__Task to complete__
Scan the material for the word "seguidores" and copy each line where it occurs.

__Provided material__
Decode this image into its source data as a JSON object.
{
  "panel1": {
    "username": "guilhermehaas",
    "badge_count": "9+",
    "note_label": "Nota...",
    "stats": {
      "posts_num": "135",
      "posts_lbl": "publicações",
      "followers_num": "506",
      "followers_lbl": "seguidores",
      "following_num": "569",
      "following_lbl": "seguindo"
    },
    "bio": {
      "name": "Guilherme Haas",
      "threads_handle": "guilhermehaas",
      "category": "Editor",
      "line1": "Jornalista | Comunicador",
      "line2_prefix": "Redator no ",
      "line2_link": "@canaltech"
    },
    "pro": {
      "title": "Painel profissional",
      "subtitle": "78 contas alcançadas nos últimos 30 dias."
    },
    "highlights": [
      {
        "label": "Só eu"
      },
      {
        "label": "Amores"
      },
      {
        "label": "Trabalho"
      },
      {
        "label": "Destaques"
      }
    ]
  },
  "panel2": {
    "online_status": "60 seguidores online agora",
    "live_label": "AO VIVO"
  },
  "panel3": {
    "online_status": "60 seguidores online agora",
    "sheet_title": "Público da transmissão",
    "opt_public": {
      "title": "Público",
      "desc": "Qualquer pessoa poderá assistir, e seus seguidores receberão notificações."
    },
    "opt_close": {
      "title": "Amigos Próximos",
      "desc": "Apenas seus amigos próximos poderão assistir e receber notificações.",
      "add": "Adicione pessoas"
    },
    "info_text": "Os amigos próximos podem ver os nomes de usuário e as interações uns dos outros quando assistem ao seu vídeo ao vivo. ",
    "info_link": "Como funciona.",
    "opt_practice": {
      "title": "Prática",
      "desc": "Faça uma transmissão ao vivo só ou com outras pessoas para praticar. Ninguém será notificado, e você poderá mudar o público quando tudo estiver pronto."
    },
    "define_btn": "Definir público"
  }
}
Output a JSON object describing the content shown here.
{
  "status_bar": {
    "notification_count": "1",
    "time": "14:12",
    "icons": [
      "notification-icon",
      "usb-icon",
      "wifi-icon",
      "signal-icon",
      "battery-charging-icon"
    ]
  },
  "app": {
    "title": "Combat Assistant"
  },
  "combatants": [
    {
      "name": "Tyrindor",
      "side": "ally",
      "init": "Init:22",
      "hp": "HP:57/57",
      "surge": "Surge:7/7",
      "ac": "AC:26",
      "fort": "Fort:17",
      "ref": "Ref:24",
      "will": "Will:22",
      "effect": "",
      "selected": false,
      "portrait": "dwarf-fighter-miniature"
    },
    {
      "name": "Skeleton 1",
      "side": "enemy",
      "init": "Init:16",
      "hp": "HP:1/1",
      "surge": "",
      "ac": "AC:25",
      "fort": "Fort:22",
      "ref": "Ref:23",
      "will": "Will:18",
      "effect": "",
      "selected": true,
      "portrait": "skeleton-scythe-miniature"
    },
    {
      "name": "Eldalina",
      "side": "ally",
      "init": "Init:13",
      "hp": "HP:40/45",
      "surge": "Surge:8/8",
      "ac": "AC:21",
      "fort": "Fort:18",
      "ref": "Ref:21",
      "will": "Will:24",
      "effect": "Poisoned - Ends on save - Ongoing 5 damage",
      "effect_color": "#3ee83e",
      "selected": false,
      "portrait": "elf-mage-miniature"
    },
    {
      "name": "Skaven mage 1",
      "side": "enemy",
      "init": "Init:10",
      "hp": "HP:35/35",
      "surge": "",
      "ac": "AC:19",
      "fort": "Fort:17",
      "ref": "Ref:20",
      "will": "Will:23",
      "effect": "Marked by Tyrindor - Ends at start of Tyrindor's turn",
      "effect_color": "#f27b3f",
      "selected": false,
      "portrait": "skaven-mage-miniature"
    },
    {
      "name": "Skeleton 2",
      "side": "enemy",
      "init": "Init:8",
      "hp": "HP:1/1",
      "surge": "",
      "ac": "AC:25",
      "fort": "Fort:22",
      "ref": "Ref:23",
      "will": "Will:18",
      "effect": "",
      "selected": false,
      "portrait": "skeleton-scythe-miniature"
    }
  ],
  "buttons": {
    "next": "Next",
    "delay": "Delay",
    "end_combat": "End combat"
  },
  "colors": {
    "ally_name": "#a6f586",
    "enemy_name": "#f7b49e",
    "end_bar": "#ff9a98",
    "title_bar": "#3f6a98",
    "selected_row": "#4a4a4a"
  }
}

__Task output__
      "followers_lbl": "seguidores",
    "online_status": "60 seguidores online agora",
    "online_status": "60 seguidores online agora",
      "desc": "Qualquer pessoa poderá assistir, e seus seguidores receberão notificações."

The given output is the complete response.